## WORK INSTRUCTION:
For every line in the entries that contains "content", show the whole line.

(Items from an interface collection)
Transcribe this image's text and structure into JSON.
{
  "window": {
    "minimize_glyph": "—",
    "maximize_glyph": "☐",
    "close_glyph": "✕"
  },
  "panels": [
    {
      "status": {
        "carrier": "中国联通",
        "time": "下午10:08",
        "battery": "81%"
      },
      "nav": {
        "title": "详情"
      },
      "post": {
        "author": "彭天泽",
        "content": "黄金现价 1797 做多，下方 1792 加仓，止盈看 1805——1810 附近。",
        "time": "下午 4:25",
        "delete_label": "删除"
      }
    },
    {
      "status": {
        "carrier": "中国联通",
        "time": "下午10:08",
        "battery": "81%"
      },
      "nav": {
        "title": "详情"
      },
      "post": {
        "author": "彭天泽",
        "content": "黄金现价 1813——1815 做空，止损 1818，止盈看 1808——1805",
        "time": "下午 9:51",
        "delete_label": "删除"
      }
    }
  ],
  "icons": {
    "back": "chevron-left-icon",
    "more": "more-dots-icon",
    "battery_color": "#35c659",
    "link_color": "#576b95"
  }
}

## TASK ANSWER:
        "content": "黄金现价 1797 做多，下方 1792 加仓，止盈看 1805——1810 附近。",
        "content": "黄金现价 1813——1815 做空，止损 1818，止盈看 1808——1805",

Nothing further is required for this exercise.